The Juki TL QVP Mini straight stitch is my favourite quilting machine. The space, speed, strength and simplicity of this machine make it ideal for quilting on or off a frame. Before starting I doodled leaf designs on paper to get back into the swing of things. Then I played with different threads and designs. I wanted each cushion to be different. My attitude to this project was playful. Pete’s flatmates would enjoy whatever I did. So I just relaxed and enjoyed the process. All the quilting is hand guided free motion quilting.
When the quilting was finished I unloaded the piece from the frame and cut it up into individual cushions. I’d pieced the cushion tops larger than I needed so there was plenty of room to play with when I cut the cushions to size.
The last stages were to add the piping to each cushion using the Peg Baker one-step method. The Juki zipper foot worked a treat for this part and I was able to position the needle all the way to the left.
Then finally, to stitch the cushion tops to the backing panels. This was a bit tricky as I needed to be sure that the piping stitching was completely covered by the backing fabric. I just kept checking and stitching over until it looked right.
The great thing about batch sewing is that you get the chance to improve with every cushion.
Five cushions finished
This Juki NX7 machine was such a pleasure to work with. It handled all the layers beautifully. There were no problems using all different sorts of specialty threads, even metallics! And it was so fun to use the alphabet stitches to write messages on the ever-so-versatile cork fabric.
Here they are, five cushion covers. They’re all different but they hang together nicely. I’m ever so tempted to keep them. But they’ll look lovely against the black sofa in the snug in Pete’s student flat. After working on this project, I’m convinced that creating cushion covers is a fun and easy way to spice up student spaces.

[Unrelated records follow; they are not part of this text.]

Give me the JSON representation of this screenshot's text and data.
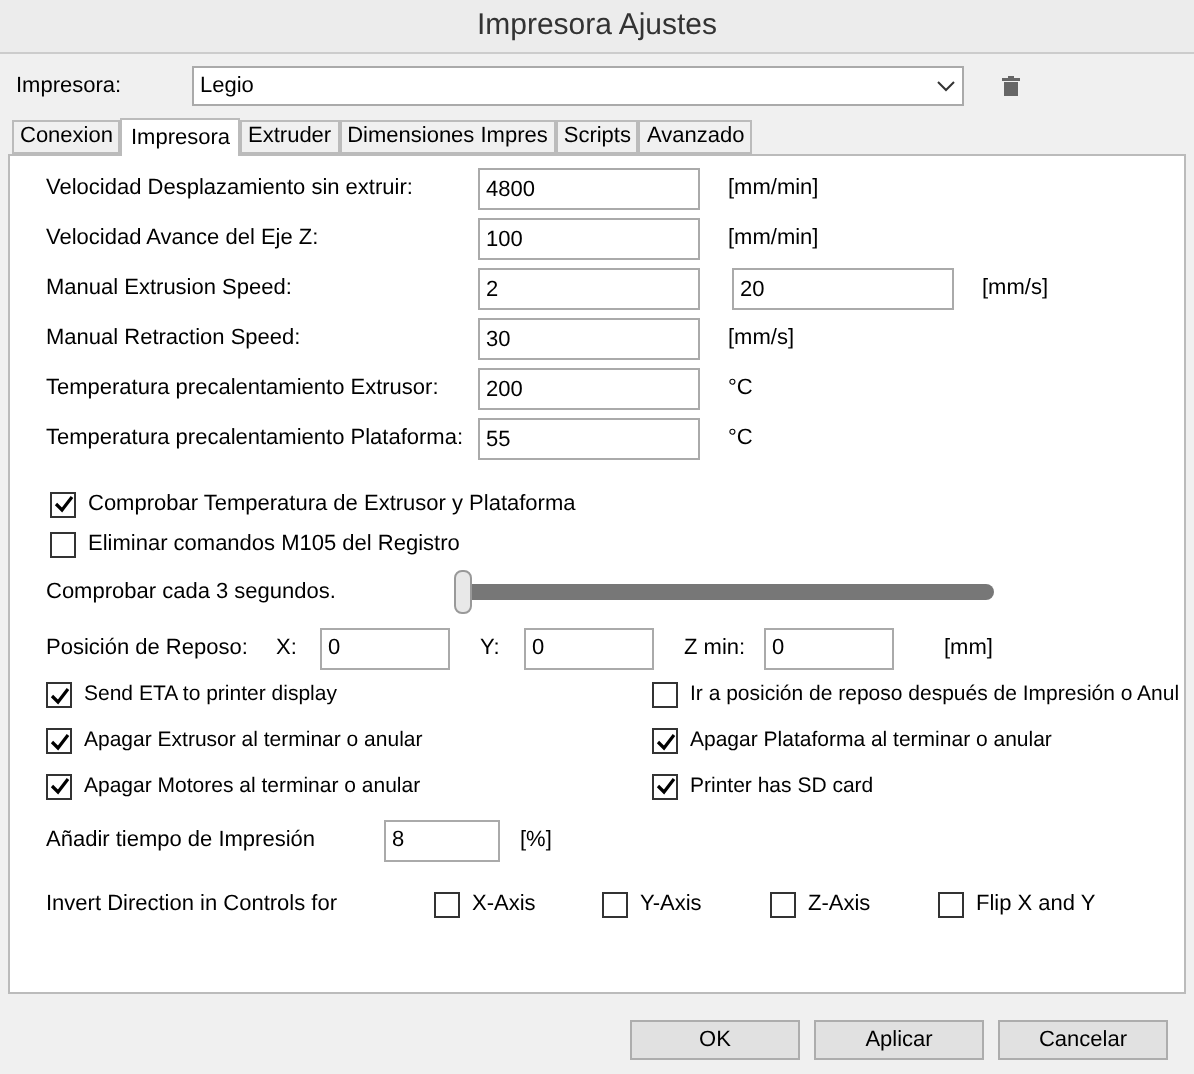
{
  "window": {
    "title": "Impresora Ajustes"
  },
  "printer": {
    "label": "Impresora:",
    "value": "Legio"
  },
  "tabs": [
    {
      "label": "Conexion",
      "selected": false
    },
    {
      "label": "Impresora",
      "selected": true
    },
    {
      "label": "Extruder",
      "selected": false
    },
    {
      "label": "Dimensiones Impres",
      "selected": false
    },
    {
      "label": "Scripts",
      "selected": false
    },
    {
      "label": "Avanzado",
      "selected": false
    }
  ],
  "fields": [
    {
      "label": "Velocidad Desplazamiento sin extruir:",
      "values": [
        "4800"
      ],
      "unit": "[mm/min]"
    },
    {
      "label": "Velocidad Avance del Eje Z:",
      "values": [
        "100"
      ],
      "unit": "[mm/min]"
    },
    {
      "label": "Manual Extrusion Speed:",
      "values": [
        "2",
        "20"
      ],
      "unit": "[mm/s]"
    },
    {
      "label": "Manual Retraction Speed:",
      "values": [
        "30"
      ],
      "unit": "[mm/s]"
    },
    {
      "label": "Temperatura precalentamiento Extrusor:",
      "values": [
        "200"
      ],
      "unit": "°C"
    },
    {
      "label": "Temperatura precalentamiento Plataforma:",
      "values": [
        "55"
      ],
      "unit": "°C"
    }
  ],
  "temp_checks": [
    {
      "label": "Comprobar Temperatura de Extrusor y Plataforma",
      "checked": true
    },
    {
      "label": "Eliminar comandos M105 del Registro",
      "checked": false
    }
  ],
  "check_interval": {
    "label": "Comprobar cada 3 segundos.",
    "level": 0
  },
  "park_position": {
    "label": "Posición de Reposo:",
    "coords": [
      {
        "label": "X:",
        "value": "0"
      },
      {
        "label": "Y:",
        "value": "0"
      },
      {
        "label": "Z min:",
        "value": "0"
      }
    ],
    "unit": "[mm]"
  },
  "options": [
    {
      "label": "Send ETA to printer display",
      "checked": true
    },
    {
      "label": "Ir a posición de reposo después de Impresión o Anul",
      "checked": false
    },
    {
      "label": "Apagar Extrusor al terminar o anular",
      "checked": true
    },
    {
      "label": "Apagar Plataforma al terminar o anular",
      "checked": true
    },
    {
      "label": "Apagar Motores al terminar o anular",
      "checked": true
    },
    {
      "label": "Printer has SD card",
      "checked": true
    }
  ],
  "print_time": {
    "label": "Añadir tiempo de Impresión",
    "value": "8",
    "unit": "[%]"
  },
  "invert": {
    "label": "Invert Direction in Controls for",
    "axes": [
      {
        "label": "X-Axis",
        "checked": false
      },
      {
        "label": "Y-Axis",
        "checked": false
      },
      {
        "label": "Z-Axis",
        "checked": false
      },
      {
        "label": "Flip X and Y",
        "checked": false
      }
    ]
  },
  "buttons": [
    "OK",
    "Aplicar",
    "Cancelar"
  ]
}
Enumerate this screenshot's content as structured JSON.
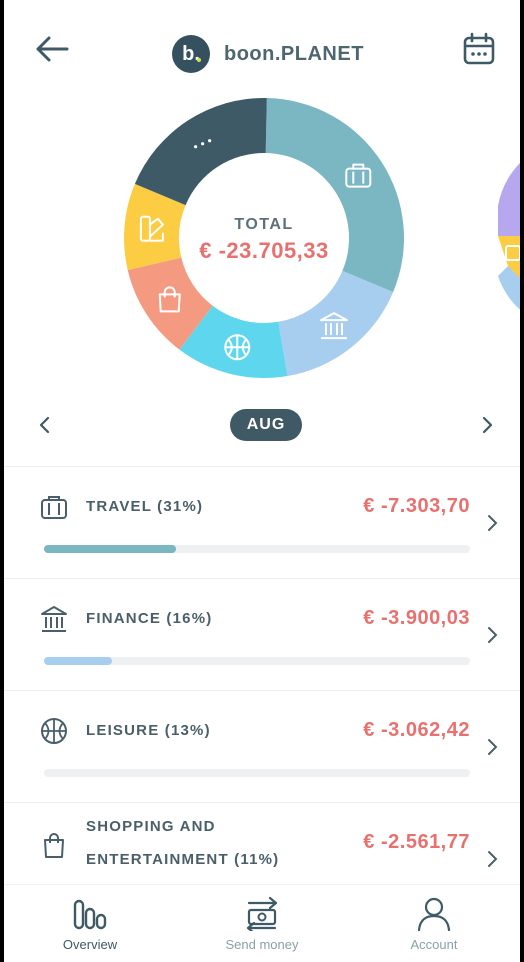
{
  "header": {
    "back_icon": "arrow-left-icon",
    "logo_letter": "b.",
    "app_name": "boon.PLANET",
    "calendar_icon": "calendar-icon"
  },
  "summary": {
    "total_label": "TOTAL",
    "total_value": "€ -23.705,33",
    "segments": [
      {
        "category": "travel",
        "share": 0.31,
        "color": "#7bb6c3",
        "icon": "briefcase-icon"
      },
      {
        "category": "finance",
        "share": 0.16,
        "color": "#a7cdef",
        "icon": "bank-icon"
      },
      {
        "category": "leisure",
        "share": 0.13,
        "color": "#5ed7ee",
        "icon": "basketball-icon"
      },
      {
        "category": "shopping",
        "share": 0.11,
        "color": "#f49a80",
        "icon": "shopping-bag-icon"
      },
      {
        "category": "other",
        "share": 0.1,
        "color": "#fccd43",
        "icon": "swatch-icon"
      },
      {
        "category": "more",
        "share": 0.19,
        "color": "#3d5a66",
        "icon": "more-icon"
      }
    ]
  },
  "month": {
    "label": "AUG"
  },
  "categories": [
    {
      "label": "TRAVEL (31%)",
      "amount": "€ -7.303,70",
      "progress": 0.31,
      "color": "#7bb6c3",
      "icon": "briefcase-icon"
    },
    {
      "label": "FINANCE (16%)",
      "amount": "€ -3.900,03",
      "progress": 0.16,
      "color": "#a7cdef",
      "icon": "bank-icon"
    },
    {
      "label": "LEISURE (13%)",
      "amount": "€ -3.062,42",
      "progress": 0.0,
      "color": "#5ed7ee",
      "icon": "basketball-icon"
    },
    {
      "label_line1": "SHOPPING AND",
      "label_line2": "ENTERTAINMENT (11%)",
      "amount": "€ -2.561,77",
      "progress": 0.0,
      "color": "#f49a80",
      "icon": "shopping-bag-icon"
    }
  ],
  "tabbar": {
    "overview": "Overview",
    "send_money": "Send money",
    "account": "Account"
  }
}
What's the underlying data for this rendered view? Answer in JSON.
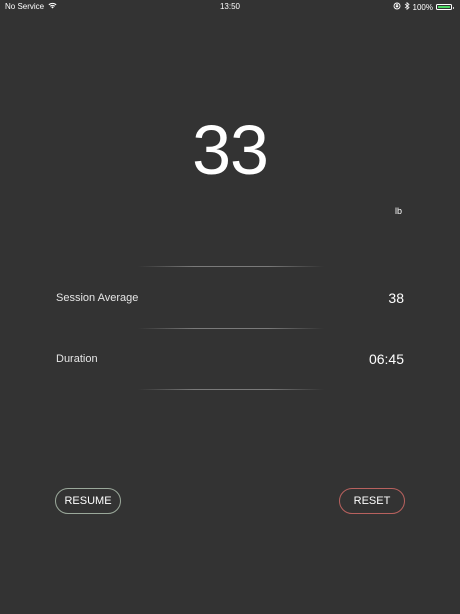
{
  "status_bar": {
    "carrier": "No Service",
    "time": "13:50",
    "battery_percent": "100%",
    "battery_level": 1.0,
    "battery_color": "#4cd964",
    "icons": [
      "wifi-icon",
      "orientation-lock-icon",
      "bluetooth-icon",
      "battery-icon"
    ]
  },
  "reading": {
    "value": "33",
    "unit": "lb"
  },
  "stats": [
    {
      "label": "Session Average",
      "value": "38"
    },
    {
      "label": "Duration",
      "value": "06:45"
    }
  ],
  "buttons": {
    "resume_label": "RESUME",
    "reset_label": "RESET",
    "resume_border_color": "#9aa89a",
    "reset_border_color": "#b8615e"
  },
  "colors": {
    "background": "#333333",
    "text": "#ffffff"
  }
}
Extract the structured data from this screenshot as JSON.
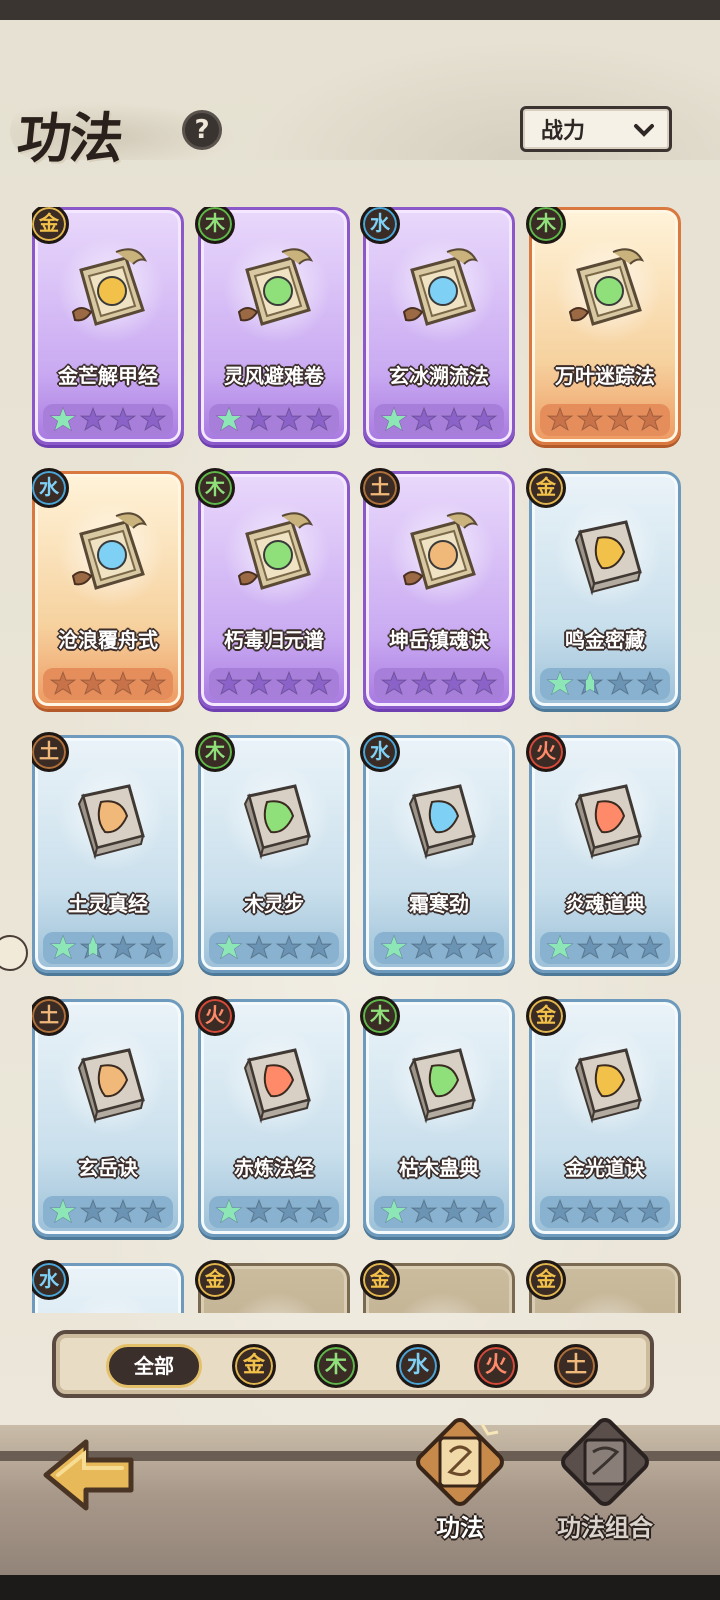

Martha’s married and lives in the UK. She has 6 grown up children and one adorable granddaughter. When not making cushion covers, she uses Juki machines to teach free-motion quilting techniques. Martha works with Juki Europe to expand and nurture the creative sewing community that is Juki Club.